A Slovenian TV show that included criticism of UEFA president Aleksander Čeferin was once again blocked on YouTube. While UEFA says that they had nothing to do with the blocking, YouTube tells Josimar it was UEFA who initiated it.
By Pål Ødegård
As earlier reported by Josimar, two weeks ago the Slovenian TV show VV Faktor, a blend between a documentary and panel debate, was blocked on YouTube. Viewers of the online video channel were met with a message that UEFA had blocked it for copyright violations. UEFA never answered questions from Josimar on why exactly they had blocked the show, which contained a few seconds of the Slovenian national team’s World Cup qualifying match against Lithuania. TV3, the channel running VV Faktor, claimed they had the right to show the footage, as they have an agreement with the Slovenian national broadcaster, who have the rights to show the matches of the national team. TV3 believed the reason for getting blocked did not have anything to do with copyright violations, but rather that the programme included criticism of UEFA president Aleksander Čeferin.
Last week, VV Faktor ran another of their weekly shows. This time it was dedicated to what the hosts regarded as censorship from UEFA, along with Čeferin’s short cuts to power as president of the Slovenian federation back in 2011, something Josimar reported last year as he was elected UEFA president.
But, again, if you wanted to watch the show on YouTube (it was aired on Slovenian TV the night before it was published on YouTube), a message appeared telling viewers it had been blocked by UEFA due to copyright infringement.
UEFA’s feeble response
This time UEFA answered Josimar’s questions. Or sort of. We asked UEFA the following questions:
1. Last week, UEFA again blocked a panel show VV Faktor of the Slovenian TV channel TV3 on Youtube. Having seen the videos used in the show, it was hard to deduct any of it violated copyright as it says on Youtube. Can you clarify specifically which segments did this?
2. Do you notify TV3 when you block their programs?
3. Like the earlier show you blocked, this particular show also had UEFA president Aleksander Čeferin as a topic. Was it blocked because it criticized him?
4. Have you blocked other shows over similar issues/violations? If so, which ones?,
UEFA had this reply for all the above questions:
“YouTube’s content ID system for copyright infringement screens every video posted on its platform and automatically blocks a video when it contains material, such as match footage – which is reserved exclusively to UEFA broadcast partners – as the publishing of such content by unauthorised parties constitutes a copyright infringement. Therefore these videos are automatically blocked by YouTube without UEFA’s intervention.”
This statement contradicts what a representative from Youtube told Josimar last week. Charlotte Caroline Ekholt, communications manager for Google Norway, couldn’t comment on this specific case, but stated that:
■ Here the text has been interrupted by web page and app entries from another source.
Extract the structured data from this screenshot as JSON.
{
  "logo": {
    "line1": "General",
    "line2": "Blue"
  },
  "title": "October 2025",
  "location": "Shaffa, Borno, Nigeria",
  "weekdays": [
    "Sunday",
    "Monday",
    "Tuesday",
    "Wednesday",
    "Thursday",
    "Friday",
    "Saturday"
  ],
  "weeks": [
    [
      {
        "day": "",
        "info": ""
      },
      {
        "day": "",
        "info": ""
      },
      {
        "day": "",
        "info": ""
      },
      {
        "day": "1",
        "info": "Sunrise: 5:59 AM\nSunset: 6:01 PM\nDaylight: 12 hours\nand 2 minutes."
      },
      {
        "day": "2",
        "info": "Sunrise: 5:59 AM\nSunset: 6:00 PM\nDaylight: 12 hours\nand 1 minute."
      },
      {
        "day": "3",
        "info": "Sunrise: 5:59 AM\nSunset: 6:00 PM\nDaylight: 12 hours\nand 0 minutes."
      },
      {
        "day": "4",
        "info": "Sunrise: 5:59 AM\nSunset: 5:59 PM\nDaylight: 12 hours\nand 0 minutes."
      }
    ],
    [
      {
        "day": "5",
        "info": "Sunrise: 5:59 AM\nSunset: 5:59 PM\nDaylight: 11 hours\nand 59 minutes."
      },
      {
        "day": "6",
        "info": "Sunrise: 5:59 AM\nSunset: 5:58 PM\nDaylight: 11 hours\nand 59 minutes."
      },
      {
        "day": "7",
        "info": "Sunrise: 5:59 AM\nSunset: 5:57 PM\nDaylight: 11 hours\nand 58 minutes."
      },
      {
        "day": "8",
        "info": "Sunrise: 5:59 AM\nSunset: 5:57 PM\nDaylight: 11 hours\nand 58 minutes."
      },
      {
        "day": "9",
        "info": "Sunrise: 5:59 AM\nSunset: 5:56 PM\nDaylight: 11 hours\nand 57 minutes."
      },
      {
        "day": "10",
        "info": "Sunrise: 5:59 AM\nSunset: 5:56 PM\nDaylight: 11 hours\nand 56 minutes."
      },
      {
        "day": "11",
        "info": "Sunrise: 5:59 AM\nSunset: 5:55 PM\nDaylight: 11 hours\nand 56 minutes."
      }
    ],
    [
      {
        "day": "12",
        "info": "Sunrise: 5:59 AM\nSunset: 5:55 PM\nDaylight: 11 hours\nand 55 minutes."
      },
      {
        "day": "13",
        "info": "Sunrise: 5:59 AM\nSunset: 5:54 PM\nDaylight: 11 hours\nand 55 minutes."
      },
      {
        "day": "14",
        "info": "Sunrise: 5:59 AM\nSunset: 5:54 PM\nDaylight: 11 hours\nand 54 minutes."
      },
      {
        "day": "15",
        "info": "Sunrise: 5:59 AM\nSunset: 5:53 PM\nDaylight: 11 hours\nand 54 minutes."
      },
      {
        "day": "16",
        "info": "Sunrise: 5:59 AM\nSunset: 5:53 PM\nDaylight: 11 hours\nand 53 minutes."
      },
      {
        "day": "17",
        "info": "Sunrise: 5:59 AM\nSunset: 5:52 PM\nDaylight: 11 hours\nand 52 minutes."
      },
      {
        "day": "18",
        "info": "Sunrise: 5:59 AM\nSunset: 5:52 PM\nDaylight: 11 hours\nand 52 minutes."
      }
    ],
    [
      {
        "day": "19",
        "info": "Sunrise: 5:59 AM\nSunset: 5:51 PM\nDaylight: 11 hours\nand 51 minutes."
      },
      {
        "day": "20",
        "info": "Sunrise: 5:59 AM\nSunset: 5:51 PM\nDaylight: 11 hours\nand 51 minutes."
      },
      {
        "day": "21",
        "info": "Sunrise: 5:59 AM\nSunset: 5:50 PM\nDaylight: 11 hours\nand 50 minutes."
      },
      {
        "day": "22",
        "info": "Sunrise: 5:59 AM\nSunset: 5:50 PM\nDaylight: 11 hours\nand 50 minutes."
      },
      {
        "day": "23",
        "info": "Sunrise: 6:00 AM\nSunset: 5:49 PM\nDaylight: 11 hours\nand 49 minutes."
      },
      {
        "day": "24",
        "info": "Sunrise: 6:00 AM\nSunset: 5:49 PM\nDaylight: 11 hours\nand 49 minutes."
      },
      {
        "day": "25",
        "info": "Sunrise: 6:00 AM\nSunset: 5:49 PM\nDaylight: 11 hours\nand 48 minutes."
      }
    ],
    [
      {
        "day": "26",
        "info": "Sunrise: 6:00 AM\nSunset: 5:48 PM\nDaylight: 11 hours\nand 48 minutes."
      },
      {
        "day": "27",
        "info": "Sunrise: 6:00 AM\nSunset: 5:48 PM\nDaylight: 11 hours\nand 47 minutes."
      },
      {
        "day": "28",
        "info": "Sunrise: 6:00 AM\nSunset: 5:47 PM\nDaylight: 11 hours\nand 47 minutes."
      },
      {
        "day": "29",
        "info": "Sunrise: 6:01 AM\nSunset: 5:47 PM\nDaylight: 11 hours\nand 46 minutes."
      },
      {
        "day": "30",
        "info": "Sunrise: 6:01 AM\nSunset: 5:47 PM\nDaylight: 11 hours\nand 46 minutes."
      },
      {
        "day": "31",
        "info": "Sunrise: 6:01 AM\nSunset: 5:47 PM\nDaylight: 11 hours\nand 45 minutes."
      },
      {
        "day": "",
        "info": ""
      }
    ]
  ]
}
“When a content owner inform us about a video that violates their copyright, we remove the content immediately according to regulations. Youtube’s Content ID technology gives the content owners control of their material on Youtube. If a user is of the opinion that their video has been removed by a mistake, they can challenge the requirements of Content ID”.
In other words, it’s UEFA that notify YouTube whether to remove a video or not, even if the monitoring system is delivered by YouTube.
VV Faktor used content from three other Youtube videos in their latest show. One shows the UEFA president at a political rally in Ljubljana, while in another we see an interview with Samantha Tina Lovse, the club president of the Slovenian futsal club KMN Svea Lesna Litaja. Lovse told Josimar last year that Čeferin had done consulting work for the club, but that he never had been a board member, despite the fact that he appeared on their web site as one, and used this to justify relevant experience to be eligible to stand for election as president for the Slovenian FA.